  • Steering Gearing: This is the ratio of the amount of wheel steering movement to the movement of the joystick, wheel or other control. The wheel should only move a relatively small amount for a reasonably large movement off the joystick/wheel/control. If the wheel moves a lot for a small amount og joystick movement the steering becomes twitchy and heavy leading to the drivers careering from side to side. As a rough guide an amount of stick/wheel/control movement should, roughly, turn the wheel by half of this amount so 0.5 gearing. Thus a 100mm movement at the top of the joystick will move the outer edge of the wheel by 50mm. For current Greenpower F24/F24+ tracks a 50mm movement of a 16" wheel is sufficient.

  • Steering Axis Inclination: This is the front on angle of the steering axis (king pin sideways angle) such that the pivot point at the track level is close to where the tyre meets the track. This is less critical than the caster angle but still important. Ideally the pivot point should be close to where the tyre hits the track. When this is so (called centre point steering) then if you hit a bump or object with one wheel the steering will not suddenly pull to one side. Also when applying the brakes, if one wheel loses traction there is not a yank on the steering.
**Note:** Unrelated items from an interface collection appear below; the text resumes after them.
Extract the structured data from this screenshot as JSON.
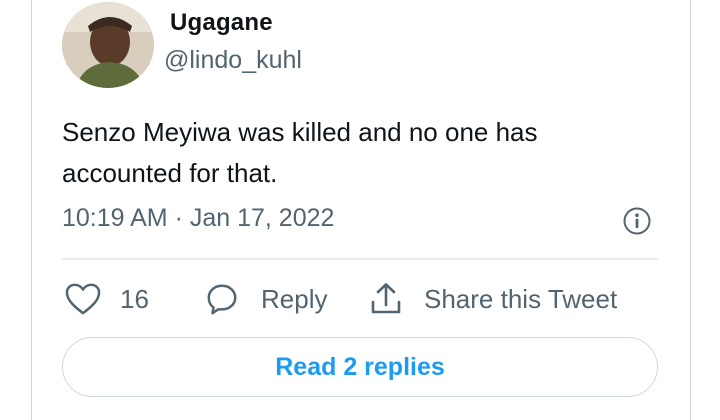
{
  "tweet": {
    "author": {
      "display_name": "Ugagane",
      "handle": "@lindo_kuhl",
      "avatar_icon": "profile-photo"
    },
    "text": "Senzo Meyiwa was killed and no one has accounted for that.",
    "timestamp": "10:19 AM · Jan 17, 2022",
    "info_icon": "info-icon"
  },
  "actions": {
    "like": {
      "icon": "heart-icon",
      "count": "16"
    },
    "reply": {
      "icon": "reply-bubble-icon",
      "label": "Reply"
    },
    "share": {
      "icon": "share-icon",
      "label": "Share this Tweet"
    }
  },
  "read_replies": {
    "label": "Read 2 replies"
  },
  "colors": {
    "accent": "#1d9bf0",
    "secondary_text": "#536471",
    "border": "#cfd9de"
  }
}
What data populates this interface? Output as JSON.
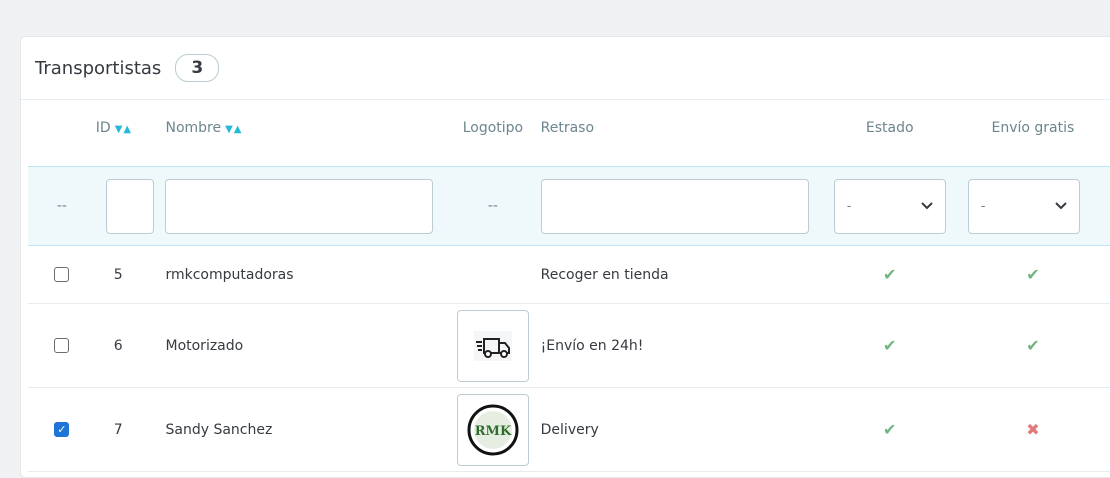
{
  "panel": {
    "title": "Transportistas",
    "count": "3"
  },
  "columns": {
    "id": "ID",
    "name": "Nombre",
    "logo": "Logotipo",
    "delay": "Retraso",
    "state": "Estado",
    "free": "Envío gratis"
  },
  "filters": {
    "check_placeholder": "--",
    "logo_placeholder": "--",
    "state_select_value": "-",
    "free_select_value": "-"
  },
  "rows": [
    {
      "id": "5",
      "name": "rmkcomputadoras",
      "delay": "Recoger en tienda",
      "checked": false,
      "logo_icon": "",
      "state": "ok",
      "free": "ok"
    },
    {
      "id": "6",
      "name": "Motorizado",
      "delay": "¡Envío en 24h!",
      "checked": false,
      "logo_icon": "delivery-truck-icon",
      "state": "ok",
      "free": "ok"
    },
    {
      "id": "7",
      "name": "Sandy Sanchez",
      "delay": "Delivery",
      "checked": true,
      "logo_icon": "rmk-logo-icon",
      "logo_text": "RMK",
      "state": "ok",
      "free": "no"
    }
  ],
  "colors": {
    "accent": "#25b9d7",
    "success": "#70b580",
    "danger": "#e17a7a",
    "checkbox_checked": "#1f74d8"
  }
}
However, with exact centre point steering the driver can lose some “road feel” as deviations of the road surface are not felt on the steering. So a pivot point 1 cm or so inside the tyre is often chosen as we have on RR9. Note that this angle also adds to the stabilising self-centering effect as the weight of the car "pushes" the wheels to the centre point.

  •  Ackerman angle: This is important for efficiency and thus for doing well in the GP challenge. When cornering, the inter wheel follows a tighter curve than the outer one. Its turn steering angle should thus be greater than the outer wheels. If not, the tyres will scrub losing precious energy as friction. A rough angle is to point the steering arms from the kingpin to the centre of the rear axle. This however is often quite inaccurate, especially if simple tie rods to a joystick arm are used. The change in geometry due to a rotating arm is significant. There are on-line spreadsheet based calculators that can be used for a more accurate (and thus more efficient) angle to be calculated. See:

There is a good write up on this on CAUC's web site at: